  1. Get your meds/medical team in order: Often times it's difficult to find the energy or motivation to want to take a shower, let alone find a therapist that you can speak with. Being able to set up any potential medications that you'll need as well as having a therapy sessions lined up can really make a difference.
  2. Create a close circle of go-tos: Now is the time to find support where you can. Don't get us wrong, moms are super human, but it's still extremely important to have support when you can get it. Setting up an educated and prepared circle of friends, family, and loved ones can make a big difference. Whether you're having a difficult time getting out of bed or if you don't have someone to watch your baby, it's easy to want to give up. Have a handful of people that can be ‘on call’ that you can call on at any hour for support.
  3. Prepare a flexible feeding plan: Even if you're team breastfeeding all the way, it could be helpful to prepare a Plan B just in case.
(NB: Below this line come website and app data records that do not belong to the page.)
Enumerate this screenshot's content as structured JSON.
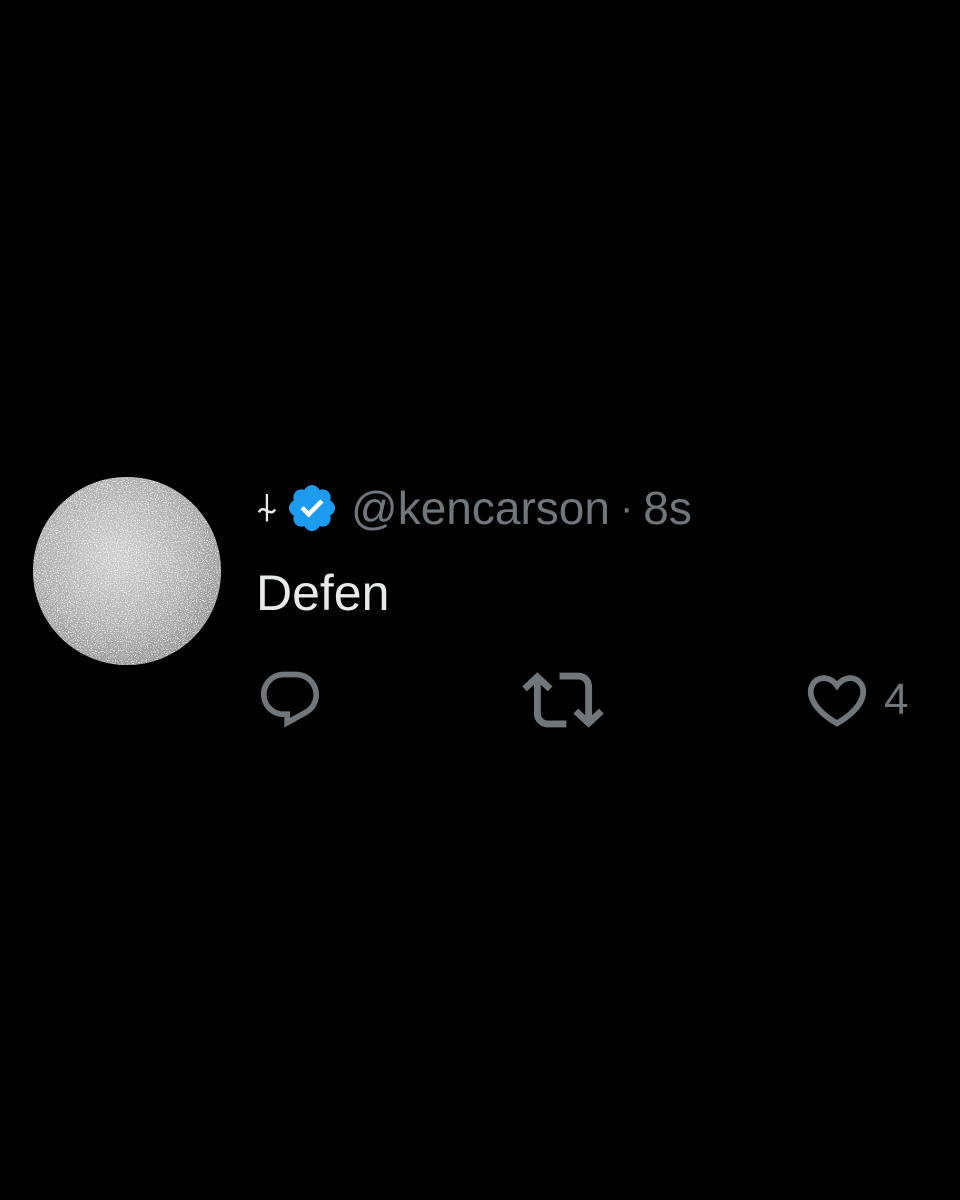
{
  "tweet": {
    "display_name": "⍭",
    "handle": "@kencarson",
    "separator": "·",
    "time": "8s",
    "text": "Defen",
    "like_count": "4"
  },
  "icons": {
    "verified": "verified-badge-icon",
    "reply": "reply-icon",
    "retweet": "retweet-icon",
    "like": "heart-icon"
  },
  "colors": {
    "background": "#000000",
    "primary_text": "#e7e9ea",
    "secondary_text": "#71767b",
    "verified_blue": "#1d9bf0"
  }
}
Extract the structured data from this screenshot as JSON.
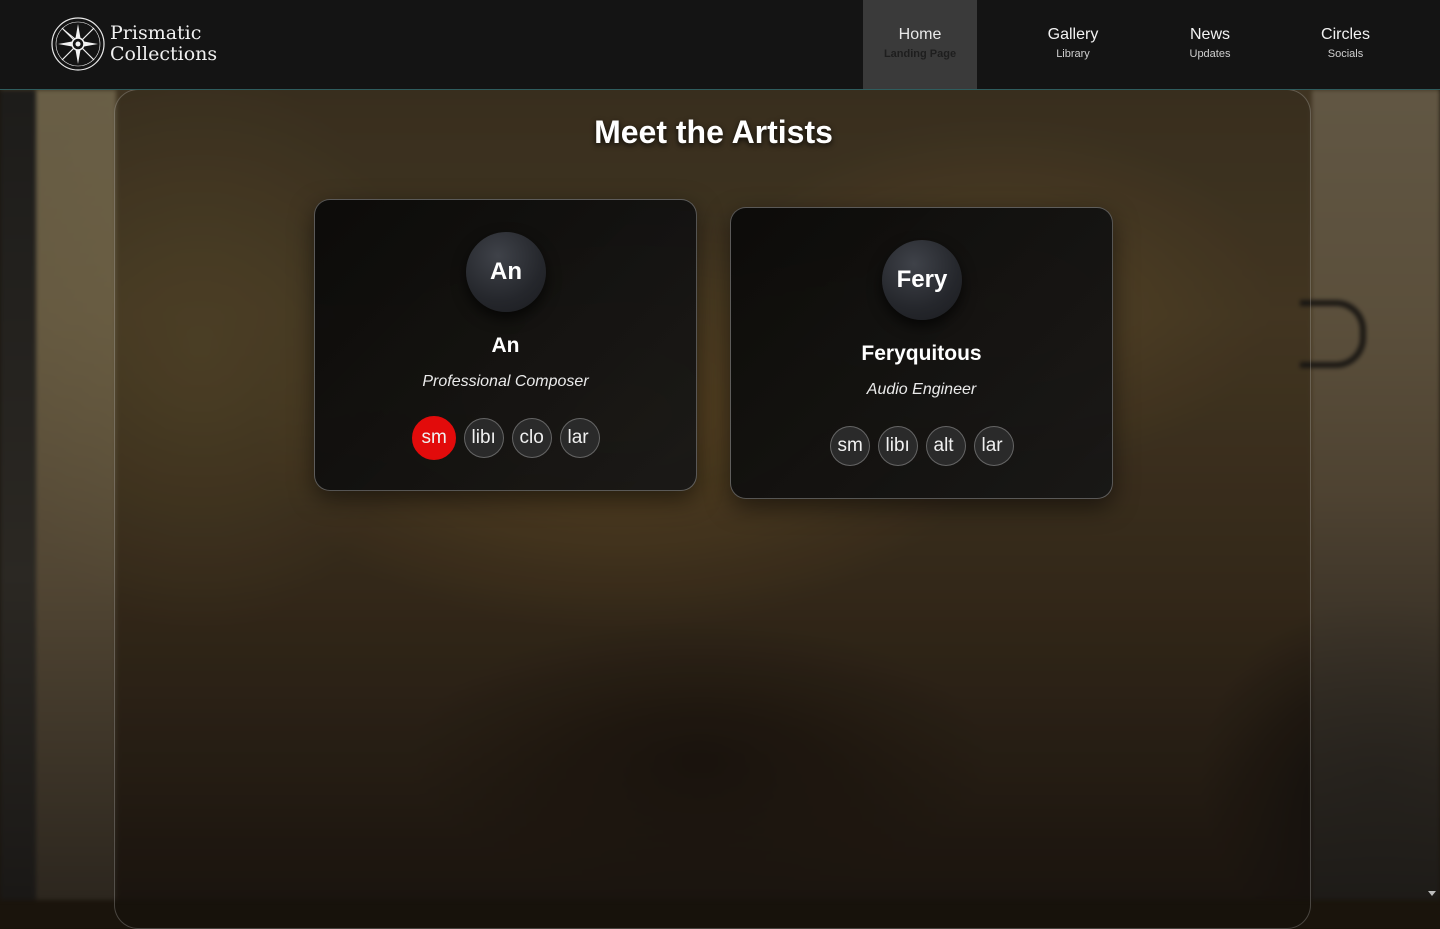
{
  "brand": {
    "line1": "Prismatic",
    "line2": "Collections"
  },
  "nav": [
    {
      "label": "Home",
      "sub": "Landing Page",
      "active": true
    },
    {
      "label": "Gallery",
      "sub": "Library"
    },
    {
      "label": "News",
      "sub": "Updates"
    },
    {
      "label": "Circles",
      "sub": "Socials"
    }
  ],
  "page": {
    "title": "Meet the Artists"
  },
  "artists": [
    {
      "initials": "An",
      "name": "An",
      "role": "Professional Composer",
      "links": [
        "sm",
        "libı",
        "clo",
        "lar"
      ]
    },
    {
      "initials": "Fery",
      "name": "Feryquitous",
      "role": "Audio Engineer",
      "links": [
        "sm",
        "libı",
        "alt",
        "lar"
      ]
    }
  ],
  "colors": {
    "header_bg": "#141414",
    "active_tab": "#3a3a3a",
    "header_border": "#2f5d5e",
    "hover_social": "#e20b0b"
  },
  "icons": {
    "logo": "compass-star-logo",
    "scroll": "scroll-down-arrow"
  }
}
Finding yourself in the middle of the night with a crying baby and no way to feed them is daunting. 
  4. Research baby-bonding: For some new mothers, it can take time to form an attachment to the baby. This happens to so many people for many different reasons. One thing you can do to increase your connection post birth is skin-to-skin contact with the baby (this goes for both parents). 

You've got this mama!

As we said previously, mothers are super human! Your body is going to change in many ways that you may not think is even possible and that's okay (and beautiful!). Creating a human is a miracle and your body is going to work in ways in order to bring this miracle to life. So yes, your body is going to change and there are many ways that you can prepare for some of these changes before giving birth to aid in a quicker postpartum recovery. But just remember to be kind to yourself and to seek help when you need it. 

Learn more: